* **Work instructions**
Each record should be given back exactly, with none missing.

Stored data entries:
---*---
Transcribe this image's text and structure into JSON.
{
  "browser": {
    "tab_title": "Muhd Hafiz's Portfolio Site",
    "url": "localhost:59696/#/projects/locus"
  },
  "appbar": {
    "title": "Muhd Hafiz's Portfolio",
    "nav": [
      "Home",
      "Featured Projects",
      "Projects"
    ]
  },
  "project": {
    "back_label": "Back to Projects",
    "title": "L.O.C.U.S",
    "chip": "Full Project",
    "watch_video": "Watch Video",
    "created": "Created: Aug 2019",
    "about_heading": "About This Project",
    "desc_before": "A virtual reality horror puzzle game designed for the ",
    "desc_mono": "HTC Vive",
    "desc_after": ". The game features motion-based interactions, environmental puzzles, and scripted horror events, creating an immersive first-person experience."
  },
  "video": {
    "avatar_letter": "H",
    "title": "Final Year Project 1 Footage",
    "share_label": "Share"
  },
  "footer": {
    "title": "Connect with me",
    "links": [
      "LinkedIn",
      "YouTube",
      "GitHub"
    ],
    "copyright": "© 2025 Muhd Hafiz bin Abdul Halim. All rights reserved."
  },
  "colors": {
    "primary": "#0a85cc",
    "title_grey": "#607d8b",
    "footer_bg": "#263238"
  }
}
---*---
* **Output for this exercise**
Transcribe this image's text and structure into JSON.
{
  "browser": {
    "tab_title": "Muhd Hafiz's Portfolio Site",
    "url": "localhost:59696/#/projects/locus"
  },
  "appbar": {
    "title": "Muhd Hafiz's Portfolio",
    "nav": [
      "Home",
      "Featured Projects",
      "Projects"
    ]
  },
  "project": {
    "back_label": "Back to Projects",
    "title": "L.O.C.U.S",
    "chip": "Full Project",
    "watch_video": "Watch Video",
    "created": "Created: Aug 2019",
    "about_heading": "About This Project",
    "desc_before": "A virtual reality horror puzzle game designed for the ",
    "desc_mono": "HTC Vive",
    "desc_after": ". The game features motion-based interactions, environmental puzzles, and scripted horror events, creating an immersive first-person experience."
  },
  "video": {
    "avatar_letter": "H",
    "title": "Final Year Project 1 Footage",
    "share_label": "Share"
  },
  "footer": {
    "title": "Connect with me",
    "links": [
      "LinkedIn",
      "YouTube",
      "GitHub"
    ],
    "copyright": "© 2025 Muhd Hafiz bin Abdul Halim. All rights reserved."
  },
  "colors": {
    "primary": "#0a85cc",
    "title_grey": "#607d8b",
    "footer_bg": "#263238"
  }
}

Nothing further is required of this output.